> _Task description_:
The answer should contain every record below, output exactly.

(Material for this exercise Opens)

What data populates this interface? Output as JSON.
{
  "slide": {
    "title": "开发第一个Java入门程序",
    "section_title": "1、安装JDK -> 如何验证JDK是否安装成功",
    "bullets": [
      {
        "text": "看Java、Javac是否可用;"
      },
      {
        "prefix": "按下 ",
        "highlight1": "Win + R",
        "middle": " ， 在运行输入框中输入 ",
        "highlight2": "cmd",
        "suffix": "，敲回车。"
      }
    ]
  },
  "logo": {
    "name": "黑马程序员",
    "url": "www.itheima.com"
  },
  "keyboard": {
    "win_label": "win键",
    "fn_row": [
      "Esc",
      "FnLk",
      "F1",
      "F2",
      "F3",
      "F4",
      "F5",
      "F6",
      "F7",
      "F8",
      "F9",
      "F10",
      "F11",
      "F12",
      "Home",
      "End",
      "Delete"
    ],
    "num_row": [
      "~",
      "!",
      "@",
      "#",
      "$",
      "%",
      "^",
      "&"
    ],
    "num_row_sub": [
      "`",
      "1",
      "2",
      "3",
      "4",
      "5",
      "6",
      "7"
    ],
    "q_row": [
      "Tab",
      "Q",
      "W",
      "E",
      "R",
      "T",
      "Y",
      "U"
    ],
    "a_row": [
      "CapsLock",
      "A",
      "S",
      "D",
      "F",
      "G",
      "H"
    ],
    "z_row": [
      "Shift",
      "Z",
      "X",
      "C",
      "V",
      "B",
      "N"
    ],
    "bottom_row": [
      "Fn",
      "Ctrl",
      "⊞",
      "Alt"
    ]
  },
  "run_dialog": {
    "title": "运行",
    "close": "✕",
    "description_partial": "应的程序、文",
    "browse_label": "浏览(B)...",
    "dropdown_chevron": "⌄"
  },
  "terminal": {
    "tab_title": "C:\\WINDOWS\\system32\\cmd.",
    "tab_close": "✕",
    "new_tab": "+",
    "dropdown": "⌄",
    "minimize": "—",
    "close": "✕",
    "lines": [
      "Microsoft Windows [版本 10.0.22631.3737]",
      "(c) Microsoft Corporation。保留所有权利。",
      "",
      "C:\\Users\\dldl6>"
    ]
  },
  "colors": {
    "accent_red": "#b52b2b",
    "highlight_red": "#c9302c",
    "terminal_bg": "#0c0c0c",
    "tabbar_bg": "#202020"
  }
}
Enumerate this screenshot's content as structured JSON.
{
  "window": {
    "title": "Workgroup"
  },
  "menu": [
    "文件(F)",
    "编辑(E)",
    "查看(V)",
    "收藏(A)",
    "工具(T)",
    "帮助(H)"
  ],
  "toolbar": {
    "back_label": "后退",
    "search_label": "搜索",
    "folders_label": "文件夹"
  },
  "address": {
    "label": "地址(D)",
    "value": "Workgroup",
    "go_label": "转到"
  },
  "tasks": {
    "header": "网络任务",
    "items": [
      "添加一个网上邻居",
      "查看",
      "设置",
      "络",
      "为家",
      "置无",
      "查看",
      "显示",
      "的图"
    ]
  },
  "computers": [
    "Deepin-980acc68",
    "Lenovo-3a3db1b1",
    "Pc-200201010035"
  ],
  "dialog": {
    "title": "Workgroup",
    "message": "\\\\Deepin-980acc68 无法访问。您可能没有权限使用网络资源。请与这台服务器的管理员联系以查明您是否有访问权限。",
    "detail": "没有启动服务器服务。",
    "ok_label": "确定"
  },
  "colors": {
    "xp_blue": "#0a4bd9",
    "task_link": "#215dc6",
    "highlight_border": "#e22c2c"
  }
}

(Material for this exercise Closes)

> _Result of this task_:
What data populates this interface? Output as JSON.
{
  "slide": {
    "title": "开发第一个Java入门程序",
    "section_title": "1、安装JDK -> 如何验证JDK是否安装成功",
    "bullets": [
      {
        "text": "看Java、Javac是否可用;"
      },
      {
        "prefix": "按下 ",
        "highlight1": "Win + R",
        "middle": " ， 在运行输入框中输入 ",
        "highlight2": "cmd",
        "suffix": "，敲回车。"
      }
    ]
  },
  "logo": {
    "name": "黑马程序员",
    "url": "www.itheima.com"
  },
  "keyboard": {
    "win_label": "win键",
    "fn_row": [
      "Esc",
      "FnLk",
      "F1",
      "F2",
      "F3",
      "F4",
      "F5",
      "F6",
      "F7",
      "F8",
      "F9",
      "F10",
      "F11",
      "F12",
      "Home",
      "End",
      "Delete"
    ],
    "num_row": [
      "~",
      "!",
      "@",
      "#",
      "$",
      "%",
      "^",
      "&"
    ],
    "num_row_sub": [
      "`",
      "1",
      "2",
      "3",
      "4",
      "5",
      "6",
      "7"
    ],
    "q_row": [
      "Tab",
      "Q",
      "W",
      "E",
      "R",
      "T",
      "Y",
      "U"
    ],
    "a_row": [
      "CapsLock",
      "A",
      "S",
      "D",
      "F",
      "G",
      "H"
    ],
    "z_row": [
      "Shift",
      "Z",
      "X",
      "C",
      "V",
      "B",
      "N"
    ],
    "bottom_row": [
      "Fn",
      "Ctrl",
      "⊞",
      "Alt"
    ]
  },
  "run_dialog": {
    "title": "运行",
    "close": "✕",
    "description_partial": "应的程序、文",
    "browse_label": "浏览(B)...",
    "dropdown_chevron": "⌄"
  },
  "terminal": {
    "tab_title": "C:\\WINDOWS\\system32\\cmd.",
    "tab_close": "✕",
    "new_tab": "+",
    "dropdown": "⌄",
    "minimize": "—",
    "close": "✕",
    "lines": [
      "Microsoft Windows [版本 10.0.22631.3737]",
      "(c) Microsoft Corporation。保留所有权利。",
      "",
      "C:\\Users\\dldl6>"
    ]
  },
  "colors": {
    "accent_red": "#b52b2b",
    "highlight_red": "#c9302c",
    "terminal_bg": "#0c0c0c",
    "tabbar_bg": "#202020"
  }
}
Enumerate this screenshot's content as structured JSON.
{
  "window": {
    "title": "Workgroup"
  },
  "menu": [
    "文件(F)",
    "编辑(E)",
    "查看(V)",
    "收藏(A)",
    "工具(T)",
    "帮助(H)"
  ],
  "toolbar": {
    "back_label": "后退",
    "search_label": "搜索",
    "folders_label": "文件夹"
  },
  "address": {
    "label": "地址(D)",
    "value": "Workgroup",
    "go_label": "转到"
  },
  "tasks": {
    "header": "网络任务",
    "items": [
      "添加一个网上邻居",
      "查看",
      "设置",
      "络",
      "为家",
      "置无",
      "查看",
      "显示",
      "的图"
    ]
  },
  "computers": [
    "Deepin-980acc68",
    "Lenovo-3a3db1b1",
    "Pc-200201010035"
  ],
  "dialog": {
    "title": "Workgroup",
    "message": "\\\\Deepin-980acc68 无法访问。您可能没有权限使用网络资源。请与这台服务器的管理员联系以查明您是否有访问权限。",
    "detail": "没有启动服务器服务。",
    "ok_label": "确定"
  },
  "colors": {
    "xp_blue": "#0a4bd9",
    "task_link": "#215dc6",
    "highlight_border": "#e22c2c"
  }
}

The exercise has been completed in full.